## Work order
Search the listing below for the string "limit" and show each line that contains it.

(Given records)

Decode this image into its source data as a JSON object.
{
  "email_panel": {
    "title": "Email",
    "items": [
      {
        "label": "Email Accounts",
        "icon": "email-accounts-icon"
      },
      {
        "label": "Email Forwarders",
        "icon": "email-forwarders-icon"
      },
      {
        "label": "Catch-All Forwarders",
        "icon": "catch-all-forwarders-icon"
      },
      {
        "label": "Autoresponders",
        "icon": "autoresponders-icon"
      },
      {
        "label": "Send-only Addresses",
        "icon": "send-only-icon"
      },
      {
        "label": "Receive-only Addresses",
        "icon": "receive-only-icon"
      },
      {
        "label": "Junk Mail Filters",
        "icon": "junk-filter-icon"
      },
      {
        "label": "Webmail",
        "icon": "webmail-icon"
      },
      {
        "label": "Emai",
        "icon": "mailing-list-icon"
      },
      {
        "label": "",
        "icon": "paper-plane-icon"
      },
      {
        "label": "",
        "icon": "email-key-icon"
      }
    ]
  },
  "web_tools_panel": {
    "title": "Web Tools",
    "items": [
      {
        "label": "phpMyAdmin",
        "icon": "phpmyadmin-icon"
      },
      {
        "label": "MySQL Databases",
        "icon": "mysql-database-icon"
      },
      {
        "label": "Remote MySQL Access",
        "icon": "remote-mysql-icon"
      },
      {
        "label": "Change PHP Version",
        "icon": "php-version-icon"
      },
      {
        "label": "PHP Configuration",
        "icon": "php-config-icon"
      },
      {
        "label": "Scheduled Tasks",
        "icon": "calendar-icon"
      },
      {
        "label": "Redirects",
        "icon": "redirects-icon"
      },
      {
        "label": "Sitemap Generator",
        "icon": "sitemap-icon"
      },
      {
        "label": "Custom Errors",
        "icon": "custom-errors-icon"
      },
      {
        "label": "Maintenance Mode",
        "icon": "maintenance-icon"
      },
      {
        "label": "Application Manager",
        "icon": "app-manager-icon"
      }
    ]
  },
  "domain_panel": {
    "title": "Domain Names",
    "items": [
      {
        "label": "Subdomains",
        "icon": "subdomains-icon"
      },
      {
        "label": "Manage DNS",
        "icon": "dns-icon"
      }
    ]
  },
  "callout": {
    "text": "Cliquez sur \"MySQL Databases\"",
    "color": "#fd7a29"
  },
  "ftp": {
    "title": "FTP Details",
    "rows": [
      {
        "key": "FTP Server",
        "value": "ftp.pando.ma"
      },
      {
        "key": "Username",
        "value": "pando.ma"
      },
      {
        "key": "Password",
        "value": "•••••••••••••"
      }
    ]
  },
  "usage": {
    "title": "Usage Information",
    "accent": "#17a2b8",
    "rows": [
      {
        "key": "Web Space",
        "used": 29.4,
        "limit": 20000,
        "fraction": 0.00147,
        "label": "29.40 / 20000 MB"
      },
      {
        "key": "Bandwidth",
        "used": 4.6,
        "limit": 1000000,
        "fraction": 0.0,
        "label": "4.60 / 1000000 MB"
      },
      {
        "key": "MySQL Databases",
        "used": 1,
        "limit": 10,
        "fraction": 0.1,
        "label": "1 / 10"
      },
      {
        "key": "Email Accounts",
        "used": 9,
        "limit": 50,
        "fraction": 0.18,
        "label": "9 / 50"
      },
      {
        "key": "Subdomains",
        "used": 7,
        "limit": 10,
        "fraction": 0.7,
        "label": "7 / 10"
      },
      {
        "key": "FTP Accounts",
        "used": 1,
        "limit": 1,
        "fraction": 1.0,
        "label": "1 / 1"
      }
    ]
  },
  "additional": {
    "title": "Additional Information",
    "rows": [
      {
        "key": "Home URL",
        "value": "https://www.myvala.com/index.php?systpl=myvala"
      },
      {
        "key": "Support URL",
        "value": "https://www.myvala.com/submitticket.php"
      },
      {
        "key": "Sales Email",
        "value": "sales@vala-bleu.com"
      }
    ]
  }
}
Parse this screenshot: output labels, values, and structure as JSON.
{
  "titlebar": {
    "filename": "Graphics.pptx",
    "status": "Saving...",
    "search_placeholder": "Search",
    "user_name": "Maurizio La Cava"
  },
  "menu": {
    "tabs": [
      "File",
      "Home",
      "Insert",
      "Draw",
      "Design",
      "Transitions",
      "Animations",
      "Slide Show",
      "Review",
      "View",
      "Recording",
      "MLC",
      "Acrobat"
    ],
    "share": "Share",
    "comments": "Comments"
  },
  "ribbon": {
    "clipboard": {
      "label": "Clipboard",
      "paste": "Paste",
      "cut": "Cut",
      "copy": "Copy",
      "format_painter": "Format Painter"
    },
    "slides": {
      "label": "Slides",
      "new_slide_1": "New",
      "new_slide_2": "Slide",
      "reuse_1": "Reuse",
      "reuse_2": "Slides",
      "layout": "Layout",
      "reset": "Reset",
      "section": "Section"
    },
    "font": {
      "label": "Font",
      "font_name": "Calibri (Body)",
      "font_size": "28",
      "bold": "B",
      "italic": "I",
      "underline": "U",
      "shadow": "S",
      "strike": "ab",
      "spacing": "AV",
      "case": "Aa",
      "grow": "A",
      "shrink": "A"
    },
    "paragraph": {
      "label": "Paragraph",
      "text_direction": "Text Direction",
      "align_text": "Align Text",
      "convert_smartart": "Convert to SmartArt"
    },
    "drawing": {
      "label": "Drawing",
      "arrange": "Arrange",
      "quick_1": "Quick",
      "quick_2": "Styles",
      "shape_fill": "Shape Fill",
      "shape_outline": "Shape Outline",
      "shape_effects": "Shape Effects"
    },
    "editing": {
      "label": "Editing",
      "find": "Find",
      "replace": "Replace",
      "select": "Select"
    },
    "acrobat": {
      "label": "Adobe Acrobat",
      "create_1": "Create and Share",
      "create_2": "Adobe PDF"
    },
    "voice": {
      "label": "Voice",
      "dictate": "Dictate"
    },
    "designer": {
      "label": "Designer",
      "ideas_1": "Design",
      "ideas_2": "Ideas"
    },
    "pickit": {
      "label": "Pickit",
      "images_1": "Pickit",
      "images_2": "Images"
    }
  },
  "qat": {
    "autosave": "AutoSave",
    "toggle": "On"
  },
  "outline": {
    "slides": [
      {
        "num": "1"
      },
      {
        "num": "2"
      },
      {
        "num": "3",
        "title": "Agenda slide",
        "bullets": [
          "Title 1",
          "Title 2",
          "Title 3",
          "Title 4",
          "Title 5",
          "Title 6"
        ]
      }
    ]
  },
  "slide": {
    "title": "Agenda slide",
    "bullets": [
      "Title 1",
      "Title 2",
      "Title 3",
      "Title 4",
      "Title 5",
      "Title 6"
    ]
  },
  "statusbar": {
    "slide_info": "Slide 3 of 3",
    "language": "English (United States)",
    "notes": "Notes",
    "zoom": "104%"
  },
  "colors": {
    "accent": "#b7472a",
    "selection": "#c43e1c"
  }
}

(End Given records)

## Exercise output
        "limit": 20000,
        "limit": 1000000,
        "limit": 10,
        "limit": 50,
        "limit": 10,
        "limit": 1,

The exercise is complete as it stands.